       What an embarrassing situation for a newly founded religion to be labeled at its first public appearance as a group of drunkards! Unless the Christians wanted to lose all their dignity in the public eye, someone had to speak up in their defense. 

The one to come to their rescue was unexpectedly Peter. This same Peter had, on the night of Jesus' arrest and trial five weeks prior, publicly denied that he had any connection with Jesus not once, not twice, but three times. On Good Friday this same Peter had deserted Jesus’ cause. He had shown himself to be a coward. Yet, fifty days later, on Pentecost this same Peter stands up in front of another hostile crowd and defends Jesus. 

       The infusion of the Spirit changed Peter from a frightened coward to an outspoken advocate. The change in Peter is a pattern for how the Spirit moves people, how the Spirit still changes our lives. As you may have heard, God accepts us as we are, but loves us too much to let us remain as we are. Gently or forcefully, slowly or quickly, the Spirit pushes us away from our old ways toward new ways. The Spirit pushes us to battle our addictions rather than succumb to them, to control our anger rather than lose our temper, to bite our tongue rather than blurt out, to stand up for ourselves or others rather than submit to abuse, to forgive rather than strike back, to pray more and worry less, to stop hurting myself and start protecting my body. 

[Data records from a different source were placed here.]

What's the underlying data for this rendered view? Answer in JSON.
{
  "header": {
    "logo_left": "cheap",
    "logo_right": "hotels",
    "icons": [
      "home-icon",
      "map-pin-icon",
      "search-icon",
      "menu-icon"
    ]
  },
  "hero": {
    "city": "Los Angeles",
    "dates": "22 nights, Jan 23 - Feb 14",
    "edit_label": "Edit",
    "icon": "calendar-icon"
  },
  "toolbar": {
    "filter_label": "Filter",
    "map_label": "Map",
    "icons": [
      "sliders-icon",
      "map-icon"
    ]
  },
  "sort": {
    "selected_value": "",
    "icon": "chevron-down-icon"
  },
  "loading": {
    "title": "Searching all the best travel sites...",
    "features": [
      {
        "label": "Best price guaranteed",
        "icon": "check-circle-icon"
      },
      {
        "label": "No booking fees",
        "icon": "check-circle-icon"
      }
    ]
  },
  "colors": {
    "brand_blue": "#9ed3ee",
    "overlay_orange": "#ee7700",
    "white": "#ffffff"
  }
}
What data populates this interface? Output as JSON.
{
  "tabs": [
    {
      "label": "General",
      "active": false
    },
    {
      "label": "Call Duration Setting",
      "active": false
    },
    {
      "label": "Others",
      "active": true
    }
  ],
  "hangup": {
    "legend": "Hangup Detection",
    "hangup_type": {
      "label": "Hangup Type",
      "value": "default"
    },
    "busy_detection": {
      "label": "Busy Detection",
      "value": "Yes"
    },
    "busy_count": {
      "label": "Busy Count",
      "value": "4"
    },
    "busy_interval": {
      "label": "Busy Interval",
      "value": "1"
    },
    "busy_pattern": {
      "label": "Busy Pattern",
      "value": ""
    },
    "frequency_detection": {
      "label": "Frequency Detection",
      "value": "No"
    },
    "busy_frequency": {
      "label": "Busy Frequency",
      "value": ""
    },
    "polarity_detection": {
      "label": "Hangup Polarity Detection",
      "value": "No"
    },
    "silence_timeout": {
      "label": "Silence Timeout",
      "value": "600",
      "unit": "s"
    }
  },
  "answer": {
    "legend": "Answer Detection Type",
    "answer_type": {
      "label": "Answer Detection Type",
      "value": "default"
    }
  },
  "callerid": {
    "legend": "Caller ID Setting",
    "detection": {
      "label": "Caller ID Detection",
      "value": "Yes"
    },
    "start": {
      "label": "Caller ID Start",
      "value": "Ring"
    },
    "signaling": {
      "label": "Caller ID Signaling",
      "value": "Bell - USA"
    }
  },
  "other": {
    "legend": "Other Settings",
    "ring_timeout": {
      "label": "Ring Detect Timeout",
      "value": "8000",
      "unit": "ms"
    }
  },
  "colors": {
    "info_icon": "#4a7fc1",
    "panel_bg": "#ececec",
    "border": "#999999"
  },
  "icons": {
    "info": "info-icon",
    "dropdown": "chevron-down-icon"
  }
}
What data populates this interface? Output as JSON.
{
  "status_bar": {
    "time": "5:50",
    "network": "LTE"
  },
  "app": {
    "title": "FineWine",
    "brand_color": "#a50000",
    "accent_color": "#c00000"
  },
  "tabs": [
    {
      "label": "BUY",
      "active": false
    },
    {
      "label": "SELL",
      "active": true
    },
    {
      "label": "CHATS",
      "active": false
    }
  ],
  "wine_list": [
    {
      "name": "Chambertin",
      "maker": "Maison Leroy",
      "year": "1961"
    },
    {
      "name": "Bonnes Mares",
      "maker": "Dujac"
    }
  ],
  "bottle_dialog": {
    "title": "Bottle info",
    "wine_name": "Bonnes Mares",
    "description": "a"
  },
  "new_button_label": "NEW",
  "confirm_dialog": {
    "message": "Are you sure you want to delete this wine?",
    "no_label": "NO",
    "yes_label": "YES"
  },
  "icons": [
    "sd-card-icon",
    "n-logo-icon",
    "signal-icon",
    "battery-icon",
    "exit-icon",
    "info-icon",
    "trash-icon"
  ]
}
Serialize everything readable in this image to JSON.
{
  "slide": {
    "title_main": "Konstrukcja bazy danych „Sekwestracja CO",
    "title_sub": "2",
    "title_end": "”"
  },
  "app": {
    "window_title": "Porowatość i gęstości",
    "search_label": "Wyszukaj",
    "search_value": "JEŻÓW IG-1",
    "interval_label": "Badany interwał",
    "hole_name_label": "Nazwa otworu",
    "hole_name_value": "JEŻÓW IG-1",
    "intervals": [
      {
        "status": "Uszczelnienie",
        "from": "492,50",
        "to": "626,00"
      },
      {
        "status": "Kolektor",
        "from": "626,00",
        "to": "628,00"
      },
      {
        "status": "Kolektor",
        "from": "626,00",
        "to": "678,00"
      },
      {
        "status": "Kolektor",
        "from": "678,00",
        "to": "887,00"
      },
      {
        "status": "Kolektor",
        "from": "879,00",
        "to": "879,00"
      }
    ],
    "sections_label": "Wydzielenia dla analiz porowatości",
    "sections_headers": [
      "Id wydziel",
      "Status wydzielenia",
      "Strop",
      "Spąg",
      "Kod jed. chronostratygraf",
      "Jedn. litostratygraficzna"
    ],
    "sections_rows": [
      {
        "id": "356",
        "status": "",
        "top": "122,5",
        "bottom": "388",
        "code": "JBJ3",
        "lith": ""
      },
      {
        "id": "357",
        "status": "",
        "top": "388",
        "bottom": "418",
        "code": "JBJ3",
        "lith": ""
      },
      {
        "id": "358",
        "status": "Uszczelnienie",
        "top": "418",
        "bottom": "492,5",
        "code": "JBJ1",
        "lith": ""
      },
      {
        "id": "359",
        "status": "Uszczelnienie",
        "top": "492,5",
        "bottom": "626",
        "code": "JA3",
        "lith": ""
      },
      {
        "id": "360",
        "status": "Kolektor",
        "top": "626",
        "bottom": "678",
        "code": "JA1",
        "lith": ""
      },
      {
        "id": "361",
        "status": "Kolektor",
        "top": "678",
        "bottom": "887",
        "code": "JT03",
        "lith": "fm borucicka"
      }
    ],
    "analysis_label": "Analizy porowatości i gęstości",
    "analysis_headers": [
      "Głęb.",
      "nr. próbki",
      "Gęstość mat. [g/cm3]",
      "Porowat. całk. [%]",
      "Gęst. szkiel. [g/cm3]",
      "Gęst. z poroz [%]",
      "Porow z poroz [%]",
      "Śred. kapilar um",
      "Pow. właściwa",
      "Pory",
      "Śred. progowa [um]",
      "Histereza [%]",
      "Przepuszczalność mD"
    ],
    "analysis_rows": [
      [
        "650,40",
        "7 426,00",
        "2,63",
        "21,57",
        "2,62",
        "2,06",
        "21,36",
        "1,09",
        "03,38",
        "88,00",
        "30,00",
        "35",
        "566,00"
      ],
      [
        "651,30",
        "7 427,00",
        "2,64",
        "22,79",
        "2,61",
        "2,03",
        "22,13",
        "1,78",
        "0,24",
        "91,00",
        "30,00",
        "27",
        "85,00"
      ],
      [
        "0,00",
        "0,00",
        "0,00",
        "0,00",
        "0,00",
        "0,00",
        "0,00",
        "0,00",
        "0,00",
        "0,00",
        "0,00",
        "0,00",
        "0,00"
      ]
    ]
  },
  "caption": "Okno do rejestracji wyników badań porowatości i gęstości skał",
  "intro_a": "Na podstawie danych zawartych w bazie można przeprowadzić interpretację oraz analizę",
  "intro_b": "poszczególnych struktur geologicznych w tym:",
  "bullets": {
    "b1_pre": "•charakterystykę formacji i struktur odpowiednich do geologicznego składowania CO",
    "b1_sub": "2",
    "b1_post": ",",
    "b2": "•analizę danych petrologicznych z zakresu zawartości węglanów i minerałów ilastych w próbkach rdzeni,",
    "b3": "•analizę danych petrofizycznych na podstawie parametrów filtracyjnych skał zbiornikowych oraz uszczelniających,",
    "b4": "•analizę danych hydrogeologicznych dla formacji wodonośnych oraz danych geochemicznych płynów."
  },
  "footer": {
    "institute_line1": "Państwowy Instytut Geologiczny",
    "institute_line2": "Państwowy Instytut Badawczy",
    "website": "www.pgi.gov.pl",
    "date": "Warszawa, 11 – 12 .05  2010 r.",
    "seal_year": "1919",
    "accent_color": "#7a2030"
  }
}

       A third distinguishing mark of a genuine movement of God's Holy Spirit is that when God's Spirit moves, lives are changed. Such change in our behavior goes along with another old African-American hynm, “I’m going-a sing when the Spirit says sing, I’m going-a sing when the Spirit says sing. I’m going-a sing when the Spirit says sing and obey the Spirit of the Lord.” Obeying the Spirit of the Lord implies that we change our behaviors, from what comes naturally to us to comply with what comes supernaturally from the Spirit. 

Back to my original question: How can we know if the Holy Spirit is moving in our lives or in our congregations? From the story of how the Spirit moved on the first Pentecost, we can discern three criteria to identify when the Spirit is on the move first, God will get credit; second, people move outward to help others; and third, lives will change.

Remember that a body at rest will remain in place until a force sets it into motion. God’s Spirit is a force that sets us in motion, toward worship, toward service and toward change. When the Spirit came upon those disciples on that first Pentecost day, they sensed that a mighty wind was swirling around them. May the winds of the Spirit swirl around us, lifting us up, pushing us outward, and moving us ahead.